I was torn, but I was also intrigued by the idea, and Philip did seem to be completely sincere. “Fine, but from now on we work together, no secrets or false accusations.”
“I promise you, I’m a changed man.”
Today marked the second day that Philip and I have been working together and I was actually impressed by how Phillip is working. He wasn’t being the stuck-up, pessimistic, annoying worker that he was before – just a regular colleague.
“Do you have the new trial data?” Philip asked as I walked back into the room.

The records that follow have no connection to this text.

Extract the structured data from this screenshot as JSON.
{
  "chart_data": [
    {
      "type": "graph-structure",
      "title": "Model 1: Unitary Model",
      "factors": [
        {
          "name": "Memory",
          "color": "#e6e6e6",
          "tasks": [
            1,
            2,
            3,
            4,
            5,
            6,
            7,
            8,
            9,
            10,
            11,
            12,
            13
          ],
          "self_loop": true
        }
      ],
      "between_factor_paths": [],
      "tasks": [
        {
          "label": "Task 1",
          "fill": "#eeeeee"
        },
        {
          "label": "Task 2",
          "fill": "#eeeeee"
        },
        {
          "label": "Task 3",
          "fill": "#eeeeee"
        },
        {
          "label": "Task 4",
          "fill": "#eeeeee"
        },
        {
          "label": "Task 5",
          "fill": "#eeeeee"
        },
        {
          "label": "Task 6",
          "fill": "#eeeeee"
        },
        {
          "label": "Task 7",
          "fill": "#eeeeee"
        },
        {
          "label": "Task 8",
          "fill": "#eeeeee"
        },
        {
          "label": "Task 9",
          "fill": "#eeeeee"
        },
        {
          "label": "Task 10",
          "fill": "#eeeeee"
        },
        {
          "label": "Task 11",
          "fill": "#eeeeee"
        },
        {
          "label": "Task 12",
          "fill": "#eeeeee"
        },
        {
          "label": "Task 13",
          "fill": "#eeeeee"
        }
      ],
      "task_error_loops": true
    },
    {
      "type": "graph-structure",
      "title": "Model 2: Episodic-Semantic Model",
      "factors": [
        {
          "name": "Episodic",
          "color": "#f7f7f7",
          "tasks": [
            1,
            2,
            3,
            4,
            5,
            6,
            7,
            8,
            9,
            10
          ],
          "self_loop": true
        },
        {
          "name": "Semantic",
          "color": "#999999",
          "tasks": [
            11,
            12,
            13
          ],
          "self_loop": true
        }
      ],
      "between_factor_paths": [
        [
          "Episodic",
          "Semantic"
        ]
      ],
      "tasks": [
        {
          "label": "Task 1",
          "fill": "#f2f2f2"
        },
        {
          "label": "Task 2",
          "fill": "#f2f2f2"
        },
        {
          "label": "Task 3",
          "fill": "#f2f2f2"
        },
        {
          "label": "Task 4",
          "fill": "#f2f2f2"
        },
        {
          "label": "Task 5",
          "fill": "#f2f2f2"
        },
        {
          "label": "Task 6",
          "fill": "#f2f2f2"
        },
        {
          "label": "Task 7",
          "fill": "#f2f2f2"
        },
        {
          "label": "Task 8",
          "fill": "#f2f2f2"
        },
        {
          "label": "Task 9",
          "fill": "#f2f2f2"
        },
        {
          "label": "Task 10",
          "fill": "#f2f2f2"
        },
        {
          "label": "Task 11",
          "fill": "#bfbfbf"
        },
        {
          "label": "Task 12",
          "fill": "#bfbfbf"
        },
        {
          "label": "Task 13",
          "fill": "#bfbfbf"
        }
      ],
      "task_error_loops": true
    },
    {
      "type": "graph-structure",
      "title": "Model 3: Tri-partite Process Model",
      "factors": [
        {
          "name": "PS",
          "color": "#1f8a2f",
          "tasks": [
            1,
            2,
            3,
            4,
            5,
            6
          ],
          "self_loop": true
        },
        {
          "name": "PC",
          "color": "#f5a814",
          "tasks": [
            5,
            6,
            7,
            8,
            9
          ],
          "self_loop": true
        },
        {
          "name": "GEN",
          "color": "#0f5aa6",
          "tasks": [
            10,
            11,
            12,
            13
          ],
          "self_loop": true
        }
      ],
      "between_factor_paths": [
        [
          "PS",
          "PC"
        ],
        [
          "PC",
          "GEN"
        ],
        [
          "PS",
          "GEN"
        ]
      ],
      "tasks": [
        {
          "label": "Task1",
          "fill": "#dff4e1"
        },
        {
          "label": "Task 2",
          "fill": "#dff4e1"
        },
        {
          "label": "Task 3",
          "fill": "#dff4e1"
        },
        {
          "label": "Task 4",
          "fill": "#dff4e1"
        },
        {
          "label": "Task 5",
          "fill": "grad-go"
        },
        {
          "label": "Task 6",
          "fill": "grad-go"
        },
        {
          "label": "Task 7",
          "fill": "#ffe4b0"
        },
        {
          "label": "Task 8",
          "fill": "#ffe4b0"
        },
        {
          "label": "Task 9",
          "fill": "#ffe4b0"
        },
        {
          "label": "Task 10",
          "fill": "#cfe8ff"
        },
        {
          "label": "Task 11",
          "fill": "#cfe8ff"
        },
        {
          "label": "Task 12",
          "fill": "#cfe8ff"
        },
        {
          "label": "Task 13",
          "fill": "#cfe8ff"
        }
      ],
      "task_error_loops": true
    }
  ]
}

“Yep, I finished and the results are interesting,” I replied. “We need to have a fan that sucks the carbon dioxide out of the atmosphere at exactly 147.3 mph for it to be properly combined with the magnesite. Also, we need to use no more or less than 3.89 kilos of it for every 100 kg/m3 of air. That ratio will create the optimal performance for our vortex.”
“Wow! We’re all done.” He punched the air in triumph. “Now we just need to show this to Mark and we can build this dang thing!”**********
Three hours later, I ran into Mark in the break room and decided to spill the beans.
“I think Philip and I’ve made a real breakthrough,” I said.
“Did you just say ‘Philip and I’? I thought you guys never work together.”
“We worked out our differences and now have something incredible.”
“I’m proud of you two. Now show me the research.”
After he read it over, Mark called me and Philip into his office. His expression had changed from one of suspicion to elation. “This is amazing – I don’t see any holes in this. I’ll assign the rest of the department to your team to help you build this. This is huge, guys!”
When Phillip and I walked out of the room together our spirits were soaring.
“What do you say to going out for a celebratory dinner?” I said.
That night we really clicked, and we both learned a lot about each other. I felt sorry for Phillip, coming from such unfortunate circumstances. His parents had died when he was six, and he’d had to go live with his aunt and her drunk boyfriend. This was horrible compared to my own experience, having grown up in an affluent suburb of San Francisco with incredibly caring parents. I still talk to them once a week.
The next few months went by in a flash. Somehow after all of the meetings, blueprints, test models, and late nights, we finally finished the project. We were invited to speak on many talk shows and news stations. Even though at that point we didn’t know what to call our invention, we publicized the heck out of it. Finally after a month of media hype, the United States government noticed. This led to a personal interview with our 45th President, Ronald S. Chump. He wanted to know the science behind our amazing invention. To my surprise it didn’t take a whole year to explain it to him.
“So, Mr. Nobel and Mr. Stonebridge, what do you call this thing?” Mr. Chump asked.
“We call it the Magnafan,” we replied in unison… maybe not the most creative name in hindsight, I thought to myself.
But whatever – our Magnafan was going to have a huge impact on climate change, and I realized that that weird feeling in the car long ago had been right: I was making a difference.